How much to feed? 1 cup of food is roughly about 150 calories. About 1 cup per 20 lbs of dog is my standard. I will feed more, if my stew is more soupy and vegetabley, and less if it is thicker and has more protein and carbs. If I am top dressing regular dry food, I substitute about 1/2 - 3/4 cup stew per 1/4 cup dry dog food. For example, my dog, Freckles (25 lbs), gets about 1/2 cup dry dog food twice daily. When I feed her just stew, she gets 1- 1 1/2 cup stew. If I feed both, I give her 1/4 cup dry and 1/2 cup stew.

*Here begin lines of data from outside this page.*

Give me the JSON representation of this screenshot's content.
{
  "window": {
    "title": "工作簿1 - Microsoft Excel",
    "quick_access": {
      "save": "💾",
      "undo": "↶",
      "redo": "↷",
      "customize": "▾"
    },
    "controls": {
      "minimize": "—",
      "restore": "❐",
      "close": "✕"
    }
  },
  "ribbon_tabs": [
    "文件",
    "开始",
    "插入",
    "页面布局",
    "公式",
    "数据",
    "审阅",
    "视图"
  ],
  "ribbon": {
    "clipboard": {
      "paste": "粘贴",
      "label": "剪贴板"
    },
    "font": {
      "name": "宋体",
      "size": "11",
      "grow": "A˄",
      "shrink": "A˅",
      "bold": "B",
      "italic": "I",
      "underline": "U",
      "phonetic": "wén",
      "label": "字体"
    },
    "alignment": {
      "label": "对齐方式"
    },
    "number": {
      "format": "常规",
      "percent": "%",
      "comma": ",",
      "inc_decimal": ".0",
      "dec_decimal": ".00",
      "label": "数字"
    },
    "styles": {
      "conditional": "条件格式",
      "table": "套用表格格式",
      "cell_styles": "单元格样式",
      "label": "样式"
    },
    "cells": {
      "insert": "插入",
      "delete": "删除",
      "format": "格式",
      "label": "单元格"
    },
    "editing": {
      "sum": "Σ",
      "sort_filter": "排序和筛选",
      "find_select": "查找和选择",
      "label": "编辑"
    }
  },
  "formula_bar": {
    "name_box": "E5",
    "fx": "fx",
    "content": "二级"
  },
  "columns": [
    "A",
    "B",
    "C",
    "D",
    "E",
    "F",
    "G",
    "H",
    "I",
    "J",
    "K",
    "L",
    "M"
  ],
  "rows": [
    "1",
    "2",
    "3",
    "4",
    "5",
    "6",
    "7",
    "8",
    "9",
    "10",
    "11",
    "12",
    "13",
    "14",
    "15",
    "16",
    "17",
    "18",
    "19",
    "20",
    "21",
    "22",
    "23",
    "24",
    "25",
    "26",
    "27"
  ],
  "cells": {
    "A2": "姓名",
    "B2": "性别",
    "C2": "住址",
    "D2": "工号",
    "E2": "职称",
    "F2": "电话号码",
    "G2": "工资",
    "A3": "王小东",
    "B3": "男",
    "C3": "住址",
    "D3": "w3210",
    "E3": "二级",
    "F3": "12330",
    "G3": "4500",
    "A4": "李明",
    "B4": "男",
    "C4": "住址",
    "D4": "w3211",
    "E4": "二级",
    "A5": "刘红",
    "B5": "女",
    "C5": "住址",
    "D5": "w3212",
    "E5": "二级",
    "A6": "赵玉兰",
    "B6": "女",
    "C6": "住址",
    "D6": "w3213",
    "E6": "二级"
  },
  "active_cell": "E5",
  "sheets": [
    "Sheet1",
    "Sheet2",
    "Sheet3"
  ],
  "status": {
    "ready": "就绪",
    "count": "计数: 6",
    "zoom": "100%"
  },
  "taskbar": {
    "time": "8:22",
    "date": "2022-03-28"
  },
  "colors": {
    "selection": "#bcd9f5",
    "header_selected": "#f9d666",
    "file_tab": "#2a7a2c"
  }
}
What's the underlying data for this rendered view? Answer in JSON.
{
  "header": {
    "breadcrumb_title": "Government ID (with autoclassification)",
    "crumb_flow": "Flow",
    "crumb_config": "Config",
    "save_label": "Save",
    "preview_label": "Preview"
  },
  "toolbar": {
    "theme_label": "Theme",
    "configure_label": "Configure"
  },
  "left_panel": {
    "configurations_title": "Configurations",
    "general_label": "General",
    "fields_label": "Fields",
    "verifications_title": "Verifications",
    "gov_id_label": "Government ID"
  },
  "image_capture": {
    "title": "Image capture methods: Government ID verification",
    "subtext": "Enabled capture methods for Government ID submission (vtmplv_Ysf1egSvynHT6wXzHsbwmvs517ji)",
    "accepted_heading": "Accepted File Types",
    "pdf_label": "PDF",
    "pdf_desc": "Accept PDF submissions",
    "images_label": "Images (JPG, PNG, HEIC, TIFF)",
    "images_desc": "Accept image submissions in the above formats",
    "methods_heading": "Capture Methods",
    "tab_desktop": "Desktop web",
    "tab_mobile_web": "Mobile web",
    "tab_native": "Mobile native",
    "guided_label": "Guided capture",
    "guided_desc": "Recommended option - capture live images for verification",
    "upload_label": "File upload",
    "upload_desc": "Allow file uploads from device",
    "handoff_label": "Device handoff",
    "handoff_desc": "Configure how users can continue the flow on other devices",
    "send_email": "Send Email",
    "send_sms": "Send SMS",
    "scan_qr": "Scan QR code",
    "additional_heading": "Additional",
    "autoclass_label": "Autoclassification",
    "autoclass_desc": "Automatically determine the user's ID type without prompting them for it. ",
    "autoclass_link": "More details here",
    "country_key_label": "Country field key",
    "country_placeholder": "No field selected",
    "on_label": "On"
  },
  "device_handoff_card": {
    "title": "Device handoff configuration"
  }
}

Is this meal balanced? No. It is not balanced according to AAFCO standards. It will need calcium and some vitamins added to balance it out. The best way to balance your dogs homemade diet is to go to balanceit.com. You can give them a recipe, or pay for one, and they have additives that will help balance out the calcium, vitamins and micronutrients. But, home made food should be fine it you feed intermittently or top dress your dog food with it. I may balance my recipes in the future, it just takes a long time and a lot of data entry to get the proportions right. Currently, I'm trying to focus on recipes that are healthy, and target a certain medical imbalance in the dog. So, balancing the recipes will have to wait.
My first recipe is called Yin and Qi Stew. Unfortunately, I can't upload a PDF file in my blog. So, the recipe will be added to my website. I'll add a page called recipes and you'll be able to fine it there. Maybe.... If I can figure it out after I post this blog. I would love to link to it from here, but I'm new to this blogging stuff and haven't mastered the art of embedding links yet. I hope to be more sophisticated in the future.
Yin and Qi Stew is used to metabolically cool a dog slightly, and to help tonify their Qi (energy) and Blood (fluid nutrients). It also helps with inflammation (whether due to arthritis or allergies, it is just generally anti-inflammatory) I use this basic diet for my 14 year old mutt (DNA says, she is an Australian Cattle Dog, Lhasa Apso, Poodle mix.... Which turns out to be a freckled, long, low, crooked-legged dog with overly large ears, and a serious overbite). She is old, a little creaky, and tends to run a little hotter than she should. She absolutely loves this particular stew. Except for the carrots. She picks out the carrot pieces and puts them beside her bowl on the floor. She then proceeds to lick the bowl clean, checks around the bowl to see if there are any microscopic food particles hanging around, and licks all horizontal and vertical surfaces that could potentially contain said microscopic food particles cleaner than a sterile surgical suite. She then lets out a big sigh, looks around to see in anyone is watching... and eats her carrots. That part of the floor is never licked clean.... Silly girl...
Don't know what it means to metabolically cool your dog??? That's the next blog.... Hot Dogs and What to do About Them...